Just about every vehicle has a serpentine belt. It’s the ribbed, reinforced rubber belt that powers all the accessories, A/C, Power Steering, alternator and various other components in your car, truck, or SUV (depending on the make, model and year of the vehicle). Serpentine belt shouldn’t require any maintenance, and typically last up to 150,000 miles.
But, like most things, they don’t last forever and when it fails your vehicle will stop running. Regular inspections can keep you from getting stuck. If your belt should begin to go bad, you can replace your serpentine belt on your schedule rather than in an emergency. This blog post will describe the visual and auditory clues that your serpentine belt needs to be replaced.
What To Listen For
When your serpentine belt is making squealing sounds, it is a good idea to inspect for the cause. There could be water on the belt, which isn’t such a big deal, especially if it’s raining at the time. Oil on the belt is a more of a concern, however. If it should become oil soaked or “glazed,” the belt will not be able to provide the proper torque to the engine. Unless you happened to spill motor oil while filling, there could be a leak, which should also be addressed. Make sure any oil leaks are repaired before you put on a new belt.
What To Look For
Old serpentine belts will usually show clear signs of wear before they fail altogether. If you notice that the ribs on the side of the belt facing the pulley assembly have small pieces missing, this isn’t always cause for alarm. It’s not uncommon for serpentine belts to continue functioning with four or five small notches missing. However, if there are many chunks missing, or several close together, you should have the belt replaced immediately.
If one side of your serpentine belt is wearing or fraying unevenly, the belt may be misaligned or rubbing against a bolt or pulley flange. Have a mechanic inspect the belt’s integrity and replace it, or simply realign it and make the adjustments that will prevent further damage.
Due to high temperatures within engine compartments and weather elements, belts typically begin to dry rot with age, forming cracks in the rubber. If the belt has many cracks or one that extends more than halfway through the thickness of the belt, it will need to be replaced.

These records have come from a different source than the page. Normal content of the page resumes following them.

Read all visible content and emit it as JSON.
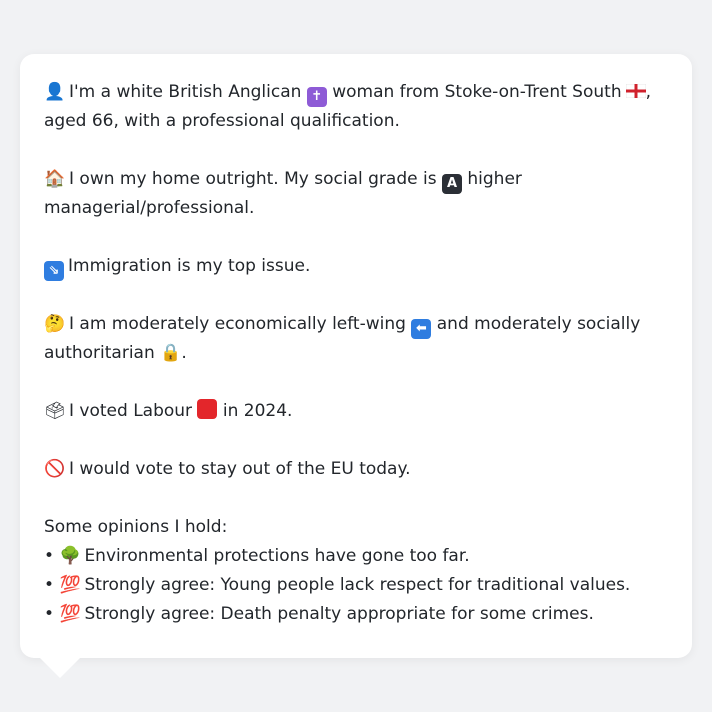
{
  "lines": {
    "identity": {
      "emoji": "👤",
      "text_a": "I'm a white British Anglican",
      "cross_icon": "✝",
      "text_b": "woman from Stoke-on-Trent South",
      "text_c": ",",
      "text_d": "aged 66, with a professional qualification."
    },
    "home": {
      "emoji": "🏠",
      "text_a": "I own my home outright. My social grade is",
      "grade_icon": "A",
      "text_b": "higher",
      "text_c": "managerial/professional."
    },
    "issue": {
      "emoji": "⇘",
      "text": "Immigration is my top issue."
    },
    "politics": {
      "emoji": "🤔",
      "text_a": "I am moderately economically left-wing",
      "left_icon": "⬅",
      "text_b": "and moderately socially",
      "text_c": "authoritarian",
      "lock_icon": "🔒",
      "text_d": "."
    },
    "vote": {
      "emoji": "🗳",
      "text_a": "I voted Labour",
      "text_b": "in 2024."
    },
    "eu": {
      "emoji": "🚫",
      "text": "I would vote to stay out of the EU today."
    }
  },
  "opinions": {
    "heading": "Some opinions I hold:",
    "items": [
      {
        "bullet": "•",
        "emoji": "🌳",
        "text": "Environmental protections have gone too far."
      },
      {
        "bullet": "•",
        "emoji": "💯",
        "text": "Strongly agree: Young people lack respect for traditional values."
      },
      {
        "bullet": "•",
        "emoji": "💯",
        "text": "Strongly agree: Death penalty appropriate for some crimes."
      }
    ]
  },
  "colors": {
    "background": "#f1f2f4",
    "bubble": "#ffffff",
    "text": "#22262b",
    "labour_red": "#e3262b"
  }
}
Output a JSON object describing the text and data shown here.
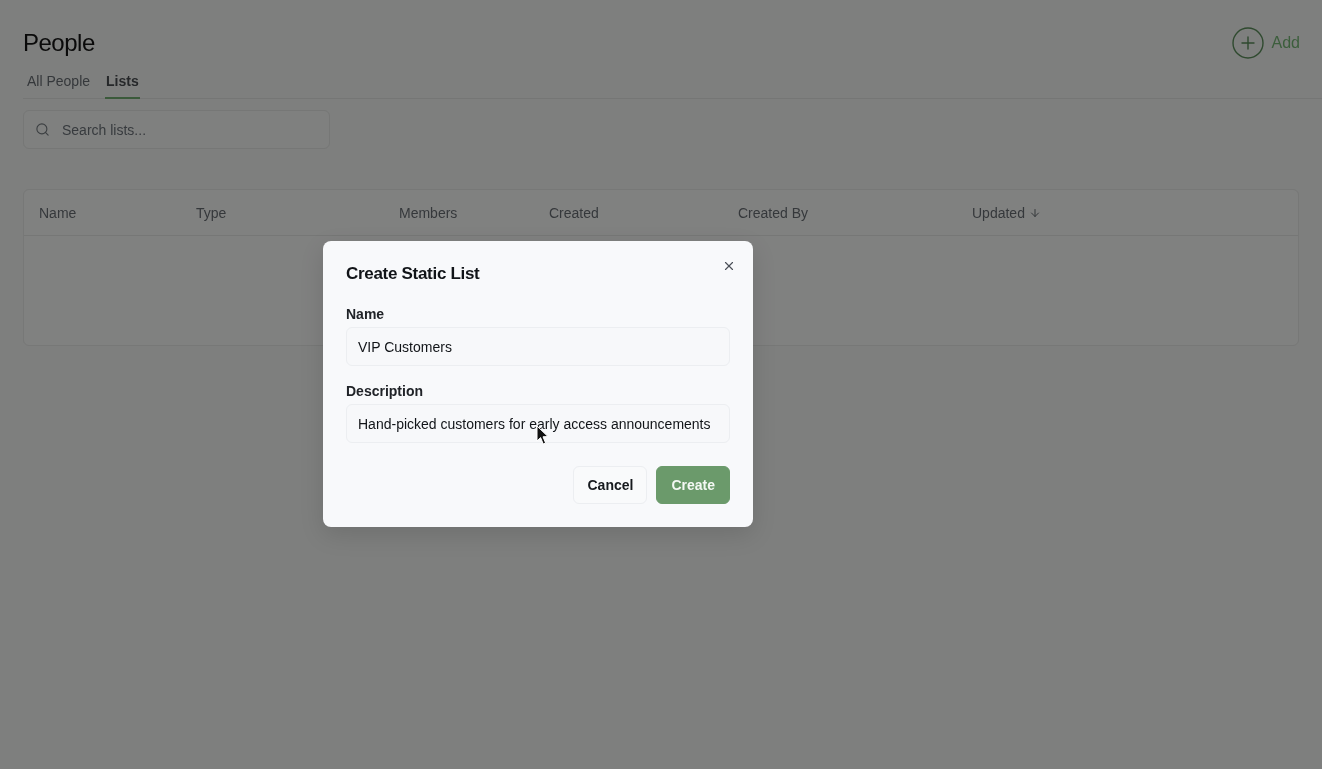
{
  "page": {
    "title": "People",
    "add_button": {
      "label": "Add"
    }
  },
  "tabs": [
    {
      "label": "All People",
      "selected": false
    },
    {
      "label": "Lists",
      "selected": true
    }
  ],
  "search": {
    "placeholder": "Search lists..."
  },
  "table": {
    "columns": [
      {
        "label": "Name",
        "sorted": false
      },
      {
        "label": "Type",
        "sorted": false
      },
      {
        "label": "Members",
        "sorted": false
      },
      {
        "label": "Created",
        "sorted": false
      },
      {
        "label": "Created By",
        "sorted": false
      },
      {
        "label": "Updated",
        "sorted": true
      }
    ]
  },
  "dialog": {
    "title": "Create Static List",
    "fields": [
      {
        "label": "Name",
        "value": "VIP Customers"
      },
      {
        "label": "Description",
        "value": "Hand-picked customers for early access announcements"
      }
    ],
    "buttons": [
      {
        "label": "Cancel",
        "kind": "secondary"
      },
      {
        "label": "Create",
        "kind": "primary"
      }
    ]
  }
}
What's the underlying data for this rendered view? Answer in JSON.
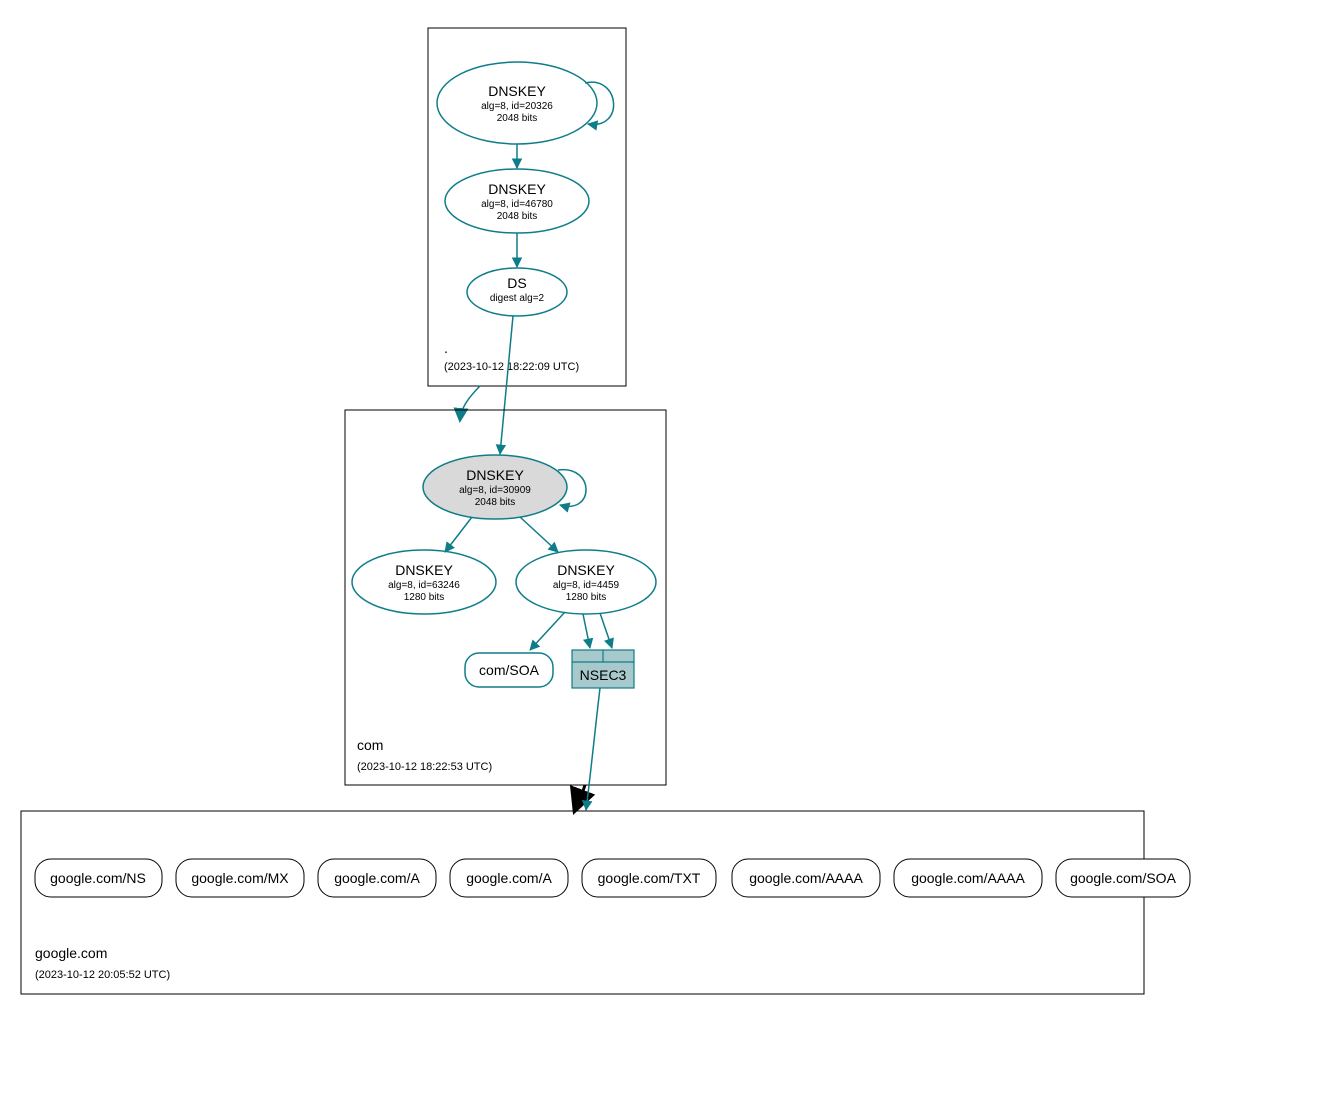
{
  "zones": {
    "root": {
      "label": ".",
      "timestamp": "(2023-10-12 18:22:09 UTC)"
    },
    "com": {
      "label": "com",
      "timestamp": "(2023-10-12 18:22:53 UTC)"
    },
    "google": {
      "label": "google.com",
      "timestamp": "(2023-10-12 20:05:52 UTC)"
    }
  },
  "nodes": {
    "root_ksk": {
      "title": "DNSKEY",
      "line1": "alg=8, id=20326",
      "line2": "2048 bits"
    },
    "root_zsk": {
      "title": "DNSKEY",
      "line1": "alg=8, id=46780",
      "line2": "2048 bits"
    },
    "root_ds": {
      "title": "DS",
      "line1": "digest alg=2"
    },
    "com_ksk": {
      "title": "DNSKEY",
      "line1": "alg=8, id=30909",
      "line2": "2048 bits"
    },
    "com_zsk1": {
      "title": "DNSKEY",
      "line1": "alg=8, id=63246",
      "line2": "1280 bits"
    },
    "com_zsk2": {
      "title": "DNSKEY",
      "line1": "alg=8, id=4459",
      "line2": "1280 bits"
    },
    "com_soa": {
      "title": "com/SOA"
    },
    "nsec3": {
      "title": "NSEC3"
    },
    "g_ns": {
      "title": "google.com/NS"
    },
    "g_mx": {
      "title": "google.com/MX"
    },
    "g_a1": {
      "title": "google.com/A"
    },
    "g_a2": {
      "title": "google.com/A"
    },
    "g_txt": {
      "title": "google.com/TXT"
    },
    "g_aaaa1": {
      "title": "google.com/AAAA"
    },
    "g_aaaa2": {
      "title": "google.com/AAAA"
    },
    "g_soa": {
      "title": "google.com/SOA"
    }
  },
  "colors": {
    "teal": "#0e7d8a",
    "grey_fill": "#d9d9d9",
    "nsec3_fill": "#a8c9cc"
  }
}
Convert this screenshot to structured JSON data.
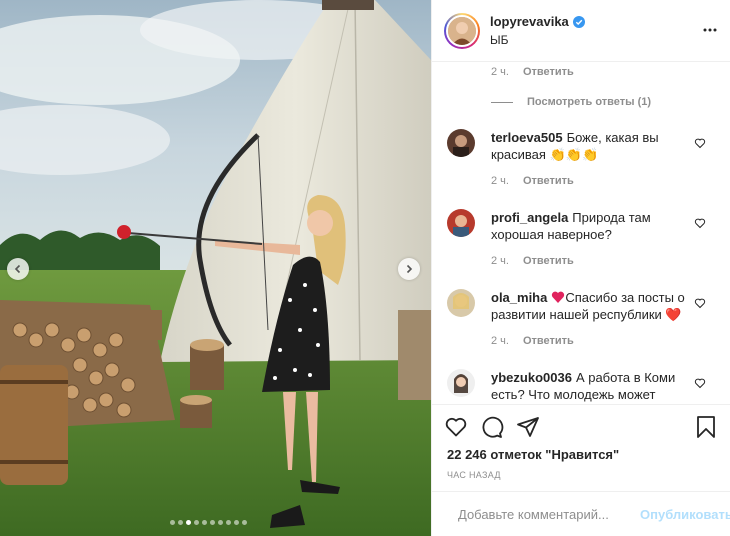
{
  "post": {
    "username": "lopyrevavika",
    "location": "ЫБ",
    "likes": "22 246 отметок \"Нравится\"",
    "time_ago": "ЧАС НАЗАД"
  },
  "first_meta": {
    "time": "2 ч.",
    "reply": "Ответить"
  },
  "view_replies": "Посмотреть ответы (1)",
  "comments": [
    {
      "user": "terloeva505",
      "text": "Боже, какая вы красивая",
      "emoji": "👏👏👏",
      "time": "2 ч.",
      "reply": "Ответить"
    },
    {
      "user": "profi_angela",
      "text": "Природа там хорошая наверное?",
      "emoji": "",
      "time": "2 ч.",
      "reply": "Ответить"
    },
    {
      "user": "ola_miha",
      "text": "Спасибо за посты о развитии нашей республики",
      "emoji": "❤️",
      "time": "2 ч.",
      "reply": "Ответить"
    },
    {
      "user": "ybezuko0036",
      "text": "А работа в Коми есть? Что молодежь может",
      "emoji": "",
      "time": "",
      "reply": ""
    }
  ],
  "add_comment": {
    "placeholder": "Добавьте комментарий...",
    "post_label": "Опубликовать"
  },
  "icons": {
    "like": "heart-icon",
    "comment": "comment-icon",
    "share": "share-icon",
    "save": "bookmark-icon",
    "emoji": "smiley-icon",
    "more": "more-dots-icon"
  },
  "colors": {
    "verified": "#3897f0",
    "post_button": "#b2dffc",
    "muted_text": "#8e8e8e"
  }
}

Inspecting and replacing serpentine belts is part of Grease Monkeys full menu of auto maintenance services. If you notice any of these signs of a bad belt, stop on by our shop – no appointment necessary.